## What is required
Every entry is to be written out word for word.

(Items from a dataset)
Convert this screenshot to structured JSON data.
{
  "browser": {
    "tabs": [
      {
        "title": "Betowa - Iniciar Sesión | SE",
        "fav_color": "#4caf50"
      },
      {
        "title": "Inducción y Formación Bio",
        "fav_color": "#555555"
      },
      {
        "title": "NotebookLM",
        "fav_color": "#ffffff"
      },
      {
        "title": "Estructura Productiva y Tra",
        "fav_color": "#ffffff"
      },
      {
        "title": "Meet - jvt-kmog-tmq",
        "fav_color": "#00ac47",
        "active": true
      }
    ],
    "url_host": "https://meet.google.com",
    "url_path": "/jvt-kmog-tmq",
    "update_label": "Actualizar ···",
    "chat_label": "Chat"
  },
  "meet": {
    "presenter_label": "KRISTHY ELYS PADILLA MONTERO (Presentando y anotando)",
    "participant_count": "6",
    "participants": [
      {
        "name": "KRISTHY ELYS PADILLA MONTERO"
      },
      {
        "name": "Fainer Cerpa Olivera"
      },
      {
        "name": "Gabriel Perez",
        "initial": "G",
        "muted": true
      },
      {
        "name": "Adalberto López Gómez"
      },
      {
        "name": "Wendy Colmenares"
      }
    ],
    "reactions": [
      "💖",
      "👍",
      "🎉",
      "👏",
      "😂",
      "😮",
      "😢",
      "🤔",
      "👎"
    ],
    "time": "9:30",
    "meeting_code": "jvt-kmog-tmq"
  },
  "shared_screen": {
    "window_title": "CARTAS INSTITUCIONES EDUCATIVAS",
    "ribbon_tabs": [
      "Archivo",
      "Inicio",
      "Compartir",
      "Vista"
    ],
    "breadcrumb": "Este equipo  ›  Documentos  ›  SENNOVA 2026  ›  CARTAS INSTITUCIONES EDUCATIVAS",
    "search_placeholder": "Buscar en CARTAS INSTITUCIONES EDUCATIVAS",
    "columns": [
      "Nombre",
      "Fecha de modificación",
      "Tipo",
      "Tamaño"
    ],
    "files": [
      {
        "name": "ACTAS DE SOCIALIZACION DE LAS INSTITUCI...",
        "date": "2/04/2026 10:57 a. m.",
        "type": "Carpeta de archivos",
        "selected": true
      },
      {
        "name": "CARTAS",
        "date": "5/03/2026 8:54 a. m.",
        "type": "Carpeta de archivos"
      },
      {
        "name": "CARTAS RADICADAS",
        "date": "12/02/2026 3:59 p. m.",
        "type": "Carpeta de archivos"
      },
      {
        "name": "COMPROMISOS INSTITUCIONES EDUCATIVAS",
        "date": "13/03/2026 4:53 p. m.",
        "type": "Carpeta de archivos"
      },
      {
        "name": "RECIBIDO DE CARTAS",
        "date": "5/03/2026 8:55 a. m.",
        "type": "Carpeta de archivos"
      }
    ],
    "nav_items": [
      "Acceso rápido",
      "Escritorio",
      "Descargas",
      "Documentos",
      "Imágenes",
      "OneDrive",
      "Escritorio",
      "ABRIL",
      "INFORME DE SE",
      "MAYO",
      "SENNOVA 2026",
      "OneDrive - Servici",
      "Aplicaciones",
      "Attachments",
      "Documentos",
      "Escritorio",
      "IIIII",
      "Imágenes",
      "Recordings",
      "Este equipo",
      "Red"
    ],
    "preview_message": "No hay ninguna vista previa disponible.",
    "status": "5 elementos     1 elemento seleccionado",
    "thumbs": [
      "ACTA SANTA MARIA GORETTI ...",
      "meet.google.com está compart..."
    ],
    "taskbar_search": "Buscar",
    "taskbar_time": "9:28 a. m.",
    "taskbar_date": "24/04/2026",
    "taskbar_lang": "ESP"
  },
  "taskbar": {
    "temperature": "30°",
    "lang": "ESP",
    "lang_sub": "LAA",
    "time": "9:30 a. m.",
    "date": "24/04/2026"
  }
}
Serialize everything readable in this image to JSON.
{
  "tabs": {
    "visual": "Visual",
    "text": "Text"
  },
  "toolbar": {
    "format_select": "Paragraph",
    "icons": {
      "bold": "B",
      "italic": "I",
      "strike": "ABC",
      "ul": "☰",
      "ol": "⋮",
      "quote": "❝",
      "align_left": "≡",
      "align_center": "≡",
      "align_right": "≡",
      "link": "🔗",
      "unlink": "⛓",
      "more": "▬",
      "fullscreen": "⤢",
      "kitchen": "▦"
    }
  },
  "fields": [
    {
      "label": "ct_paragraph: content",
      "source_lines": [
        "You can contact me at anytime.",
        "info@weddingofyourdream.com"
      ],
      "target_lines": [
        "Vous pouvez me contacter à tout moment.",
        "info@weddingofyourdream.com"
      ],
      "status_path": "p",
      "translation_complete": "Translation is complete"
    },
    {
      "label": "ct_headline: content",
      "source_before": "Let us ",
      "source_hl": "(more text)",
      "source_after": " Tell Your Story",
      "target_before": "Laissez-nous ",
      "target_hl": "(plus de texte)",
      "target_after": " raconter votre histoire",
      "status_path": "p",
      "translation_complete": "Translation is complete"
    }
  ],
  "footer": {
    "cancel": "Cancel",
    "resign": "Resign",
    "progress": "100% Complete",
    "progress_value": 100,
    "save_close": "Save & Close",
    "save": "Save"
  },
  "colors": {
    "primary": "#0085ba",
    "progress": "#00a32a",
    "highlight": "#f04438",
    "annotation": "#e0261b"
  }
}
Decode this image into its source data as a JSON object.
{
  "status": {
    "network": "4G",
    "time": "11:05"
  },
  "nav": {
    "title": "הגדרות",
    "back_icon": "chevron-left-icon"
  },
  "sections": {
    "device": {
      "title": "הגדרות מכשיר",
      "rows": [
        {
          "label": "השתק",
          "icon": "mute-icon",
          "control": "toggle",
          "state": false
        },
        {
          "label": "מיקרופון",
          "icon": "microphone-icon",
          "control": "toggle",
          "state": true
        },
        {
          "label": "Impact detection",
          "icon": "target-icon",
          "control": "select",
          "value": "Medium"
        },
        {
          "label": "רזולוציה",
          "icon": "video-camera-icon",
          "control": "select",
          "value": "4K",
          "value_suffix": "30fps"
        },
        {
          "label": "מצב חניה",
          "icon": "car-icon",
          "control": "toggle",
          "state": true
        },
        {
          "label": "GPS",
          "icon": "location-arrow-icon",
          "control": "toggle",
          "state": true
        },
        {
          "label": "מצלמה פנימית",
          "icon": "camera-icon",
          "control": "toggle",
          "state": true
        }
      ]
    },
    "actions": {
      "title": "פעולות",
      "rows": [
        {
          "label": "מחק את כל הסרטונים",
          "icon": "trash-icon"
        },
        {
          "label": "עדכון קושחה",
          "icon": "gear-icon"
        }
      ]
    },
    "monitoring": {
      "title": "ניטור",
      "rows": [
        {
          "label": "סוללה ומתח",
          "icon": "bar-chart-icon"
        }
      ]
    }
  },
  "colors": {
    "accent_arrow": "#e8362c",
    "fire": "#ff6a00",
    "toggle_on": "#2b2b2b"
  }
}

## Answer to this exercise
Convert this screenshot to structured JSON data.
{
  "browser": {
    "tabs": [
      {
        "title": "Betowa - Iniciar Sesión | SE",
        "fav_color": "#4caf50"
      },
      {
        "title": "Inducción y Formación Bio",
        "fav_color": "#555555"
      },
      {
        "title": "NotebookLM",
        "fav_color": "#ffffff"
      },
      {
        "title": "Estructura Productiva y Tra",
        "fav_color": "#ffffff"
      },
      {
        "title": "Meet - jvt-kmog-tmq",
        "fav_color": "#00ac47",
        "active": true
      }
    ],
    "url_host": "https://meet.google.com",
    "url_path": "/jvt-kmog-tmq",
    "update_label": "Actualizar ···",
    "chat_label": "Chat"
  },
  "meet": {
    "presenter_label": "KRISTHY ELYS PADILLA MONTERO (Presentando y anotando)",
    "participant_count": "6",
    "participants": [
      {
        "name": "KRISTHY ELYS PADILLA MONTERO"
      },
      {
        "name": "Fainer Cerpa Olivera"
      },
      {
        "name": "Gabriel Perez",
        "initial": "G",
        "muted": true
      },
      {
        "name": "Adalberto López Gómez"
      },
      {
        "name": "Wendy Colmenares"
      }
    ],
    "reactions": [
      "💖",
      "👍",
      "🎉",
      "👏",
      "😂",
      "😮",
      "😢",
      "🤔",
      "👎"
    ],
    "time": "9:30",
    "meeting_code": "jvt-kmog-tmq"
  },
  "shared_screen": {
    "window_title": "CARTAS INSTITUCIONES EDUCATIVAS",
    "ribbon_tabs": [
      "Archivo",
      "Inicio",
      "Compartir",
      "Vista"
    ],
    "breadcrumb": "Este equipo  ›  Documentos  ›  SENNOVA 2026  ›  CARTAS INSTITUCIONES EDUCATIVAS",
    "search_placeholder": "Buscar en CARTAS INSTITUCIONES EDUCATIVAS",
    "columns": [
      "Nombre",
      "Fecha de modificación",
      "Tipo",
      "Tamaño"
    ],
    "files": [
      {
        "name": "ACTAS DE SOCIALIZACION DE LAS INSTITUCI...",
        "date": "2/04/2026 10:57 a. m.",
        "type": "Carpeta de archivos",
        "selected": true
      },
      {
        "name": "CARTAS",
        "date": "5/03/2026 8:54 a. m.",
        "type": "Carpeta de archivos"
      },
      {
        "name": "CARTAS RADICADAS",
        "date": "12/02/2026 3:59 p. m.",
        "type": "Carpeta de archivos"
      },
      {
        "name": "COMPROMISOS INSTITUCIONES EDUCATIVAS",
        "date": "13/03/2026 4:53 p. m.",
        "type": "Carpeta de archivos"
      },
      {
        "name": "RECIBIDO DE CARTAS",
        "date": "5/03/2026 8:55 a. m.",
        "type": "Carpeta de archivos"
      }
    ],
    "nav_items": [
      "Acceso rápido",
      "Escritorio",
      "Descargas",
      "Documentos",
      "Imágenes",
      "OneDrive",
      "Escritorio",
      "ABRIL",
      "INFORME DE SE",
      "MAYO",
      "SENNOVA 2026",
      "OneDrive - Servici",
      "Aplicaciones",
      "Attachments",
      "Documentos",
      "Escritorio",
      "IIIII",
      "Imágenes",
      "Recordings",
      "Este equipo",
      "Red"
    ],
    "preview_message": "No hay ninguna vista previa disponible.",
    "status": "5 elementos     1 elemento seleccionado",
    "thumbs": [
      "ACTA SANTA MARIA GORETTI ...",
      "meet.google.com está compart..."
    ],
    "taskbar_search": "Buscar",
    "taskbar_time": "9:28 a. m.",
    "taskbar_date": "24/04/2026",
    "taskbar_lang": "ESP"
  },
  "taskbar": {
    "temperature": "30°",
    "lang": "ESP",
    "lang_sub": "LAA",
    "time": "9:30 a. m.",
    "date": "24/04/2026"
  }
}
Serialize everything readable in this image to JSON.
{
  "tabs": {
    "visual": "Visual",
    "text": "Text"
  },
  "toolbar": {
    "format_select": "Paragraph",
    "icons": {
      "bold": "B",
      "italic": "I",
      "strike": "ABC",
      "ul": "☰",
      "ol": "⋮",
      "quote": "❝",
      "align_left": "≡",
      "align_center": "≡",
      "align_right": "≡",
      "link": "🔗",
      "unlink": "⛓",
      "more": "▬",
      "fullscreen": "⤢",
      "kitchen": "▦"
    }
  },
  "fields": [
    {
      "label": "ct_paragraph: content",
      "source_lines": [
        "You can contact me at anytime.",
        "info@weddingofyourdream.com"
      ],
      "target_lines": [
        "Vous pouvez me contacter à tout moment.",
        "info@weddingofyourdream.com"
      ],
      "status_path": "p",
      "translation_complete": "Translation is complete"
    },
    {
      "label": "ct_headline: content",
      "source_before": "Let us ",
      "source_hl": "(more text)",
      "source_after": " Tell Your Story",
      "target_before": "Laissez-nous ",
      "target_hl": "(plus de texte)",
      "target_after": " raconter votre histoire",
      "status_path": "p",
      "translation_complete": "Translation is complete"
    }
  ],
  "footer": {
    "cancel": "Cancel",
    "resign": "Resign",
    "progress": "100% Complete",
    "progress_value": 100,
    "save_close": "Save & Close",
    "save": "Save"
  },
  "colors": {
    "primary": "#0085ba",
    "progress": "#00a32a",
    "highlight": "#f04438",
    "annotation": "#e0261b"
  }
}
Decode this image into its source data as a JSON object.
{
  "status": {
    "network": "4G",
    "time": "11:05"
  },
  "nav": {
    "title": "הגדרות",
    "back_icon": "chevron-left-icon"
  },
  "sections": {
    "device": {
      "title": "הגדרות מכשיר",
      "rows": [
        {
          "label": "השתק",
          "icon": "mute-icon",
          "control": "toggle",
          "state": false
        },
        {
          "label": "מיקרופון",
          "icon": "microphone-icon",
          "control": "toggle",
          "state": true
        },
        {
          "label": "Impact detection",
          "icon": "target-icon",
          "control": "select",
          "value": "Medium"
        },
        {
          "label": "רזולוציה",
          "icon": "video-camera-icon",
          "control": "select",
          "value": "4K",
          "value_suffix": "30fps"
        },
        {
          "label": "מצב חניה",
          "icon": "car-icon",
          "control": "toggle",
          "state": true
        },
        {
          "label": "GPS",
          "icon": "location-arrow-icon",
          "control": "toggle",
          "state": true
        },
        {
          "label": "מצלמה פנימית",
          "icon": "camera-icon",
          "control": "toggle",
          "state": true
        }
      ]
    },
    "actions": {
      "title": "פעולות",
      "rows": [
        {
          "label": "מחק את כל הסרטונים",
          "icon": "trash-icon"
        },
        {
          "label": "עדכון קושחה",
          "icon": "gear-icon"
        }
      ]
    },
    "monitoring": {
      "title": "ניטור",
      "rows": [
        {
          "label": "סוללה ומתח",
          "icon": "bar-chart-icon"
        }
      ]
    }
  },
  "colors": {
    "accent_arrow": "#e8362c",
    "fire": "#ff6a00",
    "toggle_on": "#2b2b2b"
  }
}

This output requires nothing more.